Certificates of Deposit (CDs) have long been a trusted investment option for individuals seeking a safe and stable way to grow their savings. However, one of the most frequently asked questions about CDs is how often their interest rates change. In this article, we will dive deep into the world of CD rates, exploring the factors that influence their fluctuations and providing you with valuable insights into making the most of your CD investments. Whether you’re a novice investor or a seasoned pro, understanding CD rate changes is essential for optimising your financial strategy.
Section 1: Understanding CD Rates
Before delving into the frequency of CD rate changes, let’s first understand what CD rates are and how they work.
What are CD Rates?
CD rates, or Certificate of Deposit interest rates, represent the annual percentage yield (APY) that a bank or credit union offers on a specific type of CD. CDs are time deposits with fixed terms, ranging from a few months to several years. They are known for their low-risk nature and guaranteed returns.
How Do CD Rates Work?
When you invest in a CD, you agree to lock in your funds with the bank for a predetermined period, known as the CD term. In exchange for this commitment, the bank offers you a fixed interest rate that is typically higher than regular savings accounts. This interest rate remains constant throughout the CD term, allowing you to predict your earnings with certainty.
Section 2: Factors Influencing CD Rate Changes
Now that we have a basic understanding of CD rates, let’s explore the factors that influence how often they change.
1. Economic Conditions
The most significant factor affecting CD rates is the state of the economy. When the economy is booming, with low unemployment and strong growth, banks may offer lower CD rates since there is higher demand for borrowing. Conversely, during economic downturns, banks may raise CD rates to attract more deposits.
2. Federal Reserve Policies
The Federal Reserve, the central bank of the United States, plays a crucial role in determining interest rates nationwide. When the Fed raises or lowers the federal funds rate, banks often adjust their CD rates in response. Higher federal funds rates can lead to higher CD rates and vice versa.

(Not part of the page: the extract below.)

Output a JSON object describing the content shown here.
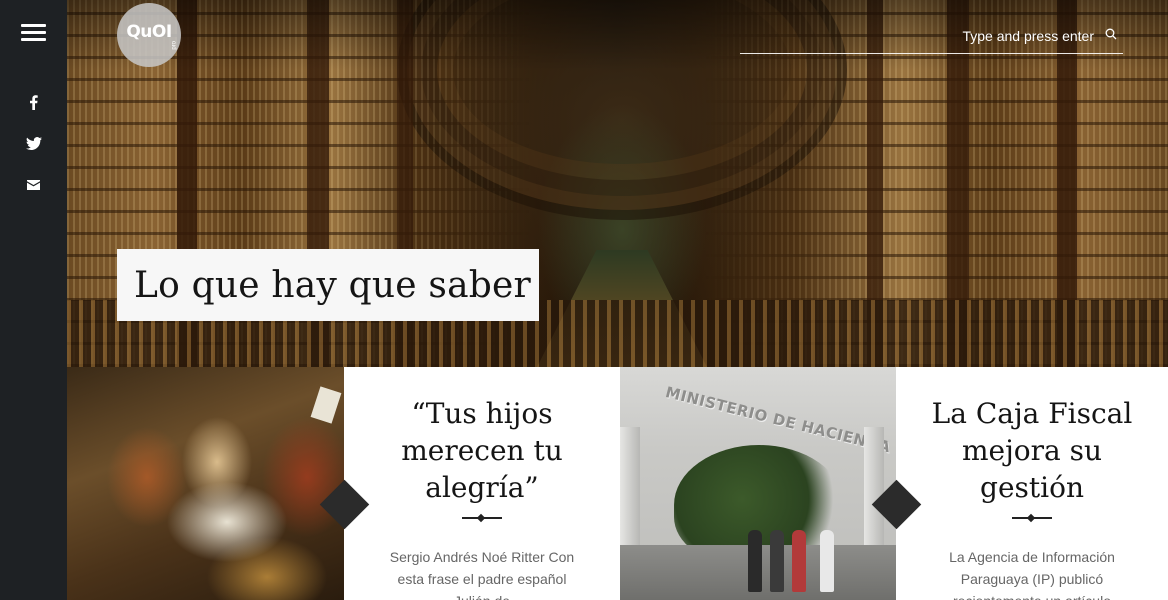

3. Competition Among Financial Institutions
Competition among banks and credit unions also influences CD rates. Financial institutions may adjust their rates to attract customers or to stay competitive with other banks offering higher rates.
4. Market Conditions
The overall state of the financial markets, including bond yields and the performance of other investment options, can impact CD rates. If alternative investments offer better returns, banks may need to raise CD rates to attract depositors.
Section 3: Frequency of CD Rate Changes
Now, let’s address the main question: how often do CD rates change?
CD rates are not fixed indefinitely. They can change periodically or remain stable throughout the CD term, depending on various factors, including the ones mentioned above. Here are some key points to consider:
1. Fixed vs. Variable CD Rates
There are two primary types of CD rates: fixed and variable.
Fixed CD Rates: These rates remain constant throughout the CD term, offering predictability and stability to investors. Fixed-rate CDs are less likely to change during their term.
Variable CD Rates: Also known as adjustable-rate CDs, these rates can change periodically, often in response to fluctuations in market interest rates. Variable CD rates may be adjusted on a schedule set by the financial institution.
2. Rate Change Notifications
When you open a CD, it’s crucial to review the terms and conditions provided by the bank. Many financial institutions will notify you in advance of any impending rate changes. This notification allows you to decide whether to renew the CD at the new rate or explore other investment options.
3. Typical Rate Change Frequencies
The frequency of CD rate changes varies from bank to bank and depends on the type of CD you choose. Generally, fixed-rate CDs will have stable rates for the entire term, while variable-rate CDs may change on a quarterly, semi-annual, or annual basis.
Section 4: Maximising Your CD Investments
To make the most of your CD investments, consider the following tips:
1. Diversify Your CD Portfolio
Instead of putting all your funds into a single CD, consider diversifying your investments. This strategy allows you to balance risk and return by having CDs with different terms and interest rates.
2. Stay Informed
Keep an eye on economic news and changes in Federal Reserve policies. Being informed about economic conditions can help you make informed decisions about when to open or renew your CDs.
3. Compare Rates
Before opening a CD, compare rates offered by different banks and credit unions. Online tools and financial websites can help you find the best CD rates available.
4. Consider Laddering
CD laddering is a strategy that involves opening multiple CDs with staggered maturity dates. This approach provides liquidity and the opportunity to take advantage of higher rates when they become available.
In the world of finance, understanding how often CD rates change is essential for making informed investment decisions. While CD rates can vary based on economic conditions, Federal Reserve policies, and competition among financial institutions, you can navigate these changes successfully by diversifying your CD portfolio, staying informed, comparing rates, and considering laddering strategies. With the right knowledge and approach, you can make the most of your CD investments and achieve your financial goals. So, whether you’re saving for a short-term goal or planning for long-term security, CD rates can play a valuable role in your financial journey.